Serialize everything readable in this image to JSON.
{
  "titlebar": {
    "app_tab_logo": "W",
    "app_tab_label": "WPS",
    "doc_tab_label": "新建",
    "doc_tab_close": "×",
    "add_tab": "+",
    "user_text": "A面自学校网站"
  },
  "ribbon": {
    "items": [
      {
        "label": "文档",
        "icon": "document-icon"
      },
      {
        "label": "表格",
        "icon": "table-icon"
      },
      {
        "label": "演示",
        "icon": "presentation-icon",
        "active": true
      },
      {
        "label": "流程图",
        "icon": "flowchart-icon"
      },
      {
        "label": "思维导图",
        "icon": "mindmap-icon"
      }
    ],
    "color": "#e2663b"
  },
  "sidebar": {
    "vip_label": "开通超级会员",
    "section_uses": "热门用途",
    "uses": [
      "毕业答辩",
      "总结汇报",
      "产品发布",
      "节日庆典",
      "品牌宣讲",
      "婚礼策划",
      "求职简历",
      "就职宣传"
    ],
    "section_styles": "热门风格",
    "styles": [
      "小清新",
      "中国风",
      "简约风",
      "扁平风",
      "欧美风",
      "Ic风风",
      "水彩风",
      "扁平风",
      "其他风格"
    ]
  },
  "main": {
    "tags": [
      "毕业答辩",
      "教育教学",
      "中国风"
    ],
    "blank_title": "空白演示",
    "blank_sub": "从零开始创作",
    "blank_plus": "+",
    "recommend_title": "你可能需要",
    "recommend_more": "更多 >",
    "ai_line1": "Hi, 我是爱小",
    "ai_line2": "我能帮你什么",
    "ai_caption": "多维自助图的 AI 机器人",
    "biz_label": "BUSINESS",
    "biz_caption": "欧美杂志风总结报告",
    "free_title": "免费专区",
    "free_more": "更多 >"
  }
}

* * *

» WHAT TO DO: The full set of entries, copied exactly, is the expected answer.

» RESULT OF THE TASK:
Serialize everything readable in this image to JSON.
{
  "titlebar": {
    "app_tab_logo": "W",
    "app_tab_label": "WPS",
    "doc_tab_label": "新建",
    "doc_tab_close": "×",
    "add_tab": "+",
    "user_text": "A面自学校网站"
  },
  "ribbon": {
    "items": [
      {
        "label": "文档",
        "icon": "document-icon"
      },
      {
        "label": "表格",
        "icon": "table-icon"
      },
      {
        "label": "演示",
        "icon": "presentation-icon",
        "active": true
      },
      {
        "label": "流程图",
        "icon": "flowchart-icon"
      },
      {
        "label": "思维导图",
        "icon": "mindmap-icon"
      }
    ],
    "color": "#e2663b"
  },
  "sidebar": {
    "vip_label": "开通超级会员",
    "section_uses": "热门用途",
    "uses": [
      "毕业答辩",
      "总结汇报",
      "产品发布",
      "节日庆典",
      "品牌宣讲",
      "婚礼策划",
      "求职简历",
      "就职宣传"
    ],
    "section_styles": "热门风格",
    "styles": [
      "小清新",
      "中国风",
      "简约风",
      "扁平风",
      "欧美风",
      "Ic风风",
      "水彩风",
      "扁平风",
      "其他风格"
    ]
  },
  "main": {
    "tags": [
      "毕业答辩",
      "教育教学",
      "中国风"
    ],
    "blank_title": "空白演示",
    "blank_sub": "从零开始创作",
    "blank_plus": "+",
    "recommend_title": "你可能需要",
    "recommend_more": "更多 >",
    "ai_line1": "Hi, 我是爱小",
    "ai_line2": "我能帮你什么",
    "ai_caption": "多维自助图的 AI 机器人",
    "biz_label": "BUSINESS",
    "biz_caption": "欧美杂志风总结报告",
    "free_title": "免费专区",
    "free_more": "更多 >"
  }
}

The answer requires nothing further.